5. At 12-14, we also gave them the responsibility of doing all their own laundry. After paying for a brand-new pair of expensive jeans with their own cash, they were much more careful when washing them!
Their personal tastes also made them realize they needed extra income. This motivated them to get jobs babysitting or mowing lawns. I remember Dennis telling our teens, “You are becoming an adult and we are not responsible to satisfy your adult tastes.” Learning to stretch their dollars was valuable training for their futures.
6. Then we let them work for others. It’s important to learn how to answer to a boss. One of our sons worked at 16 for a small construction company and learned to do roofing in the hot southern sun. It was the summer he became a man.
Most of my kids are teaching their own kids to work too. And they’ve lowered the age level for some of these jobs, like laundry! I say, “Way to go!”

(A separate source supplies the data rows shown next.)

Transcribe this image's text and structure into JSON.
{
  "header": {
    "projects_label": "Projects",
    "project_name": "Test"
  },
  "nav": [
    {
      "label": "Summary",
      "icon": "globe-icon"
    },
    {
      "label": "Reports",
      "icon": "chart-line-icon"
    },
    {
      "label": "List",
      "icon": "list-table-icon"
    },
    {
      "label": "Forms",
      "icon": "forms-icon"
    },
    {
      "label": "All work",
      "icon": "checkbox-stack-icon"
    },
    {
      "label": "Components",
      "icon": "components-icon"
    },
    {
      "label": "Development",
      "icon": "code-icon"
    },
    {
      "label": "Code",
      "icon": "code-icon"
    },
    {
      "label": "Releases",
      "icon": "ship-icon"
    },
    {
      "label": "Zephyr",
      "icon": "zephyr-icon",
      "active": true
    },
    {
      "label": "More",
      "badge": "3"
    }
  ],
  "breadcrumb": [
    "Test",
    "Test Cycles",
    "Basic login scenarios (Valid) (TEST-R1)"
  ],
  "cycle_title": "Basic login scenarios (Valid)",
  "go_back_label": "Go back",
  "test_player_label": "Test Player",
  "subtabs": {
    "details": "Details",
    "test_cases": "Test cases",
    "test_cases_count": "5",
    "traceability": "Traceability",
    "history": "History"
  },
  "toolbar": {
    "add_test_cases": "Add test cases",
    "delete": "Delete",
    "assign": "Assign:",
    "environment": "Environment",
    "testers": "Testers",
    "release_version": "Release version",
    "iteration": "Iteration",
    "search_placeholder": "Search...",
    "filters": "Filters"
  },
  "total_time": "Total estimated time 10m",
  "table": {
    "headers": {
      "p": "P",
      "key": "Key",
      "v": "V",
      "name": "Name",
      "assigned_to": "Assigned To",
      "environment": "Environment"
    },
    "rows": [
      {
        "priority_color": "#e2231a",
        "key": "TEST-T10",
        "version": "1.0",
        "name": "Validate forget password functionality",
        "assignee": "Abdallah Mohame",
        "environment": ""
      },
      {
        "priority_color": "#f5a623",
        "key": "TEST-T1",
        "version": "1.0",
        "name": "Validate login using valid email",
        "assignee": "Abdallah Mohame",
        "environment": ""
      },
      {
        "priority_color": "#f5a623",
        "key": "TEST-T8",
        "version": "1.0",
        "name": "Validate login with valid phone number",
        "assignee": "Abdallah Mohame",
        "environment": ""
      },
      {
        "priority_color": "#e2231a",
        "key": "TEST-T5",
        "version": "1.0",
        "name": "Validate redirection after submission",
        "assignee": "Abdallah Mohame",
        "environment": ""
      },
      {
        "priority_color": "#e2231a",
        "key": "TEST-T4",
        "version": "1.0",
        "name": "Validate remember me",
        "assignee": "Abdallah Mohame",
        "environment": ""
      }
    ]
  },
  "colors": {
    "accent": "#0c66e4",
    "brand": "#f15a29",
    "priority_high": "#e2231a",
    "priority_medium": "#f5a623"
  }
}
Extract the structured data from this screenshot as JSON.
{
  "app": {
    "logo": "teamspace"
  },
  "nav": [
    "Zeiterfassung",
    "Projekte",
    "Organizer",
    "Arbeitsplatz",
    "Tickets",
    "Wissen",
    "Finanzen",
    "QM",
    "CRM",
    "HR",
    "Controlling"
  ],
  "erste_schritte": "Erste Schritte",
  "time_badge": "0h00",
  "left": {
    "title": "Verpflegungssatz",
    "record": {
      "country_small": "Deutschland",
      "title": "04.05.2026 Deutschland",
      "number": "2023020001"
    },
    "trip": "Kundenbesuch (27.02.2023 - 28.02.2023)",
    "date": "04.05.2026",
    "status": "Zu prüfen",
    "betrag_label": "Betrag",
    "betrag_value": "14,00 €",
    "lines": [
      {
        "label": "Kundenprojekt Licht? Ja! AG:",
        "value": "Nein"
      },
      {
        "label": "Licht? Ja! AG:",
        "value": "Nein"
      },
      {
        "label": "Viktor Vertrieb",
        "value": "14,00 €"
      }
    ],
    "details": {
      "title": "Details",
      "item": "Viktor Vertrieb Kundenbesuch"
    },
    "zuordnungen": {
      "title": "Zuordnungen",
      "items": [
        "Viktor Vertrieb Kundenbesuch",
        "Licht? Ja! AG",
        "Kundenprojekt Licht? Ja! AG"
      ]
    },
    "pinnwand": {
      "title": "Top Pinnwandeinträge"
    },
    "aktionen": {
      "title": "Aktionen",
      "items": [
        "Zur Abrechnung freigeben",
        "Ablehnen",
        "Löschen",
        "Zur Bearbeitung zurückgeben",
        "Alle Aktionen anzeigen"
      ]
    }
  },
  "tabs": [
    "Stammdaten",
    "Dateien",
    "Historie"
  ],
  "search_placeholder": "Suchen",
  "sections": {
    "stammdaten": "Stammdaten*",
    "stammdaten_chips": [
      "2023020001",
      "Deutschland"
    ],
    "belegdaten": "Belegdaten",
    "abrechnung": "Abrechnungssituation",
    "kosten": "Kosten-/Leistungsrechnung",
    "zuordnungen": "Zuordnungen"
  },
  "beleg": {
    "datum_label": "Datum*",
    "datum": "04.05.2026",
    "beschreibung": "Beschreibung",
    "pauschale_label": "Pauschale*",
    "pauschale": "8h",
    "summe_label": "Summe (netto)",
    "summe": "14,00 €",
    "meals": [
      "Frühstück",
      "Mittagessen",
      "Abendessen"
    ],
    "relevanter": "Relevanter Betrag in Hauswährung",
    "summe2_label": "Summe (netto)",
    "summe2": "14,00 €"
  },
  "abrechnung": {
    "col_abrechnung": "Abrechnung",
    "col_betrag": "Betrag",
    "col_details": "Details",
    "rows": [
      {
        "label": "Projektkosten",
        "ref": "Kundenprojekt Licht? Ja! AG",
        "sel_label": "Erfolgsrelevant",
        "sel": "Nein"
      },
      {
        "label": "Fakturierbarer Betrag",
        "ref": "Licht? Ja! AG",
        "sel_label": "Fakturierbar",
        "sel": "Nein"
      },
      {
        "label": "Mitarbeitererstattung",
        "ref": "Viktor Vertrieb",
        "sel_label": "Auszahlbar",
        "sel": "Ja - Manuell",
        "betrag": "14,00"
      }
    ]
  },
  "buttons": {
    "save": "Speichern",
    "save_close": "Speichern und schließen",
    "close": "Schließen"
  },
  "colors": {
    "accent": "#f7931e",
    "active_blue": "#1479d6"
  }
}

May you bravely raise up your children to be hard workers who are dependable and responsible. Life will be easier for them if you do.
You might also want to read, “50 Character Qualities We Hoped to Teach Our Children.”